Rabbi Sender Haber is the Rabbi of the B'nai Israel Congregation in Norfolk, VA. He is well known throughout Hampton Roads, having arrived over twelve years ago as one of the original four members of the Norfolk Area Community Kollel. In that capacity, Rabbi Haber was involved in community wide programming, teaching, and outreach. He has inspired many Jews to expand their Jewish identity and increase their love of Torah and commitment to its observance. Everyone who knows Rabbi Haber is touched by his breadth of Torah knowledge and his ability to convey the wisdom of the ages in such a way as to make those esoteric writings accessible to persons of all levels of experience and a variety of backgrounds.

Rabbi Haber has served in a number of capacities during his years in Norfolk. Since 2003 Rabbi Haber has been a teacher of Jewish Studies at Toras Chaim Day School in Portsmouth, teaching boys and girls of all ages, with a focus on Gemara, Halacha, and Chumash. He has also taught at Yeshivas Aish Kodesh and Bina High School in Norfolk, and served as Assistant Rabbi of B’nai Israel for 6 years. He also serves as the Rabbi of the “Lost Tribe,” Tidewater’s Jewish Motorcycle group! While handling all of these responsibilities, he has continued to participate in numerous Chavrusos (one-on-one learning partnerships) covering a wide range of topics and writings.

Rabbi Haber and his wife Chamie have been married for thirteen years. They have four children, Minna (9), Moshe (6), Ely (4), and Akiva Meir, born in August of 2012. They both come from rabbinic families steeped in Torah, Kiruv and Chesed. Rabbi Haber received his Rabbinic Ordination (Yoreh Yoreh) from Rabbi Sender Rosenbloom and Rabbi Mordechai Freidlander of the Jerusalem Beth Din. He was awarded a Teaching Certificate by Torah Umesorah Association for Jewish Day Schools in 2004 and again in 2009. In addition, Rabbi Haber has spent over a decade studying Talmud, Jewish Law, and ethics in some of the world’s most prestigious Yeshivos including Beth Medrash Gavoha in Lakewood, NJ and Yeshivas Mir in Jerusalem.
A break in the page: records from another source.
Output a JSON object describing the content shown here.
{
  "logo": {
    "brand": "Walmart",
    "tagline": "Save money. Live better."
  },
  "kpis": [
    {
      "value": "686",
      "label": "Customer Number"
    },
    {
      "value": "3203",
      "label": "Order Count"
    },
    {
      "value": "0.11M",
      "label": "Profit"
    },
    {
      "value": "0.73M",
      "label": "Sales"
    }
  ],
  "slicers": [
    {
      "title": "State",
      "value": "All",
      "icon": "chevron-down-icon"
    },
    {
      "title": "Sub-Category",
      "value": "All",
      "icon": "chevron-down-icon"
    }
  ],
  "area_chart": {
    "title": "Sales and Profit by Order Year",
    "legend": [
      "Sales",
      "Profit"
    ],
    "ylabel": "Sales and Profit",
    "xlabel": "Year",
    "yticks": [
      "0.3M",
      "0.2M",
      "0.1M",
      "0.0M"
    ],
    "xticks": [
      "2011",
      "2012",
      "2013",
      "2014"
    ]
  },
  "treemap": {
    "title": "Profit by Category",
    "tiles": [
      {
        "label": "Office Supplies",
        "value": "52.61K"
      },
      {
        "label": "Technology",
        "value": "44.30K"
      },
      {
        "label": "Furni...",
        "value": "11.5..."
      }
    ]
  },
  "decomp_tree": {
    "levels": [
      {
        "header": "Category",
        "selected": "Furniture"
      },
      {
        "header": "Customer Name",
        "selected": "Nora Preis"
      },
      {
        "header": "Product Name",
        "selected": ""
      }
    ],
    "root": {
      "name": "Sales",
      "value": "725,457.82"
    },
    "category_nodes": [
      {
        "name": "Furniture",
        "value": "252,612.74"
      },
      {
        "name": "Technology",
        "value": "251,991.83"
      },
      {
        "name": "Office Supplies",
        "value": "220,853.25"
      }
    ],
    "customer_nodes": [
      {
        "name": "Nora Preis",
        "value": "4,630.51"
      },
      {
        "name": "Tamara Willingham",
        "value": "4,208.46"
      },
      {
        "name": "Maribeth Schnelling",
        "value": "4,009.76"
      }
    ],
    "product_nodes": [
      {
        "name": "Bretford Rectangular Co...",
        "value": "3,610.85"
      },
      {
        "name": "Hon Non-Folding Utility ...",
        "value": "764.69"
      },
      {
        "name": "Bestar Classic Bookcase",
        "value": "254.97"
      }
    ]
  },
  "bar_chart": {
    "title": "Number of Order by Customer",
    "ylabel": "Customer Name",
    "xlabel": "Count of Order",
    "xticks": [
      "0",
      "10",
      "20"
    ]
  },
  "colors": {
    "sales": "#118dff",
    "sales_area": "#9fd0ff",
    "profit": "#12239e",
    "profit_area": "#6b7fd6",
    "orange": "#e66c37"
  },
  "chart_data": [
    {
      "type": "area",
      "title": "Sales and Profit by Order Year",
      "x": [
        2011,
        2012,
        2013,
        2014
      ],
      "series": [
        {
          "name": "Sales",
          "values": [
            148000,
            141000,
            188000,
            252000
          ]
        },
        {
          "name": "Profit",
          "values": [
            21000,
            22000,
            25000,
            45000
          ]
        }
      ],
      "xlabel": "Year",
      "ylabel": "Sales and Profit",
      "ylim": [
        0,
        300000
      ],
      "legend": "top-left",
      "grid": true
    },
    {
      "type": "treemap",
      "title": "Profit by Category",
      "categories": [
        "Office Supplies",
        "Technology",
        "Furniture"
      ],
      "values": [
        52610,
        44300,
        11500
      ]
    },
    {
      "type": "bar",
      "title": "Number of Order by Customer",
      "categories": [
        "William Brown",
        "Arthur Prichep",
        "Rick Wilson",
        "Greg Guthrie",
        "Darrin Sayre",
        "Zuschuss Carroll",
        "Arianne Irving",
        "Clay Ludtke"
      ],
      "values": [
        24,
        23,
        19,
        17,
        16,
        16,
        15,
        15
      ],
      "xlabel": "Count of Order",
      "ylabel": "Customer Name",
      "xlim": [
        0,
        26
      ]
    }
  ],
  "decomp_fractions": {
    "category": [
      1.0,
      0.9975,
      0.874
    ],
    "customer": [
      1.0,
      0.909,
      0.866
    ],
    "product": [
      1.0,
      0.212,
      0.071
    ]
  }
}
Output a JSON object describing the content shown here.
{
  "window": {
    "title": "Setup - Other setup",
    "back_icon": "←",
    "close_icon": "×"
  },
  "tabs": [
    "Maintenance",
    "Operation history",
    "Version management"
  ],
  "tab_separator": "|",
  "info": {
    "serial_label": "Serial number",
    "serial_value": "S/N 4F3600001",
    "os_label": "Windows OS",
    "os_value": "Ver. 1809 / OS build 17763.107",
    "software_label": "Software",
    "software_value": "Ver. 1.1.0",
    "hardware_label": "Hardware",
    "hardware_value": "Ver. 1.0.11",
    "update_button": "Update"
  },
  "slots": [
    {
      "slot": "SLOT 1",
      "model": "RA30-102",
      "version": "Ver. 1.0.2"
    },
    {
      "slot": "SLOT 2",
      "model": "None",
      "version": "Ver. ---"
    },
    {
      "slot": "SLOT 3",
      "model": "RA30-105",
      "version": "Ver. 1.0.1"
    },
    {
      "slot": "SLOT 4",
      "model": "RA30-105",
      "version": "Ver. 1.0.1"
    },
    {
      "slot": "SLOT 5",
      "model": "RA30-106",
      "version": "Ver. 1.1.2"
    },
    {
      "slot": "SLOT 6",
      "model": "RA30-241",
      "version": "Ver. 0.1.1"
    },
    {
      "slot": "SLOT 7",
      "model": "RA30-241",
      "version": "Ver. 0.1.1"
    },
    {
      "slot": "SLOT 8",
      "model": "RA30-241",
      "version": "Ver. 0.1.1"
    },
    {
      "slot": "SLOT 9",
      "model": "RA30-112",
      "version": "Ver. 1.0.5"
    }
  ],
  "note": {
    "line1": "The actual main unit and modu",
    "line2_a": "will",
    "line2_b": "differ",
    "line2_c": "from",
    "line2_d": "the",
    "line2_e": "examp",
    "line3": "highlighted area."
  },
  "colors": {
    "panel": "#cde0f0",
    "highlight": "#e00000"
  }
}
Rabbi Haber can be contacted through the Synagogue office at 757-627-7358, or through e-mail at senderhaber@gmail.com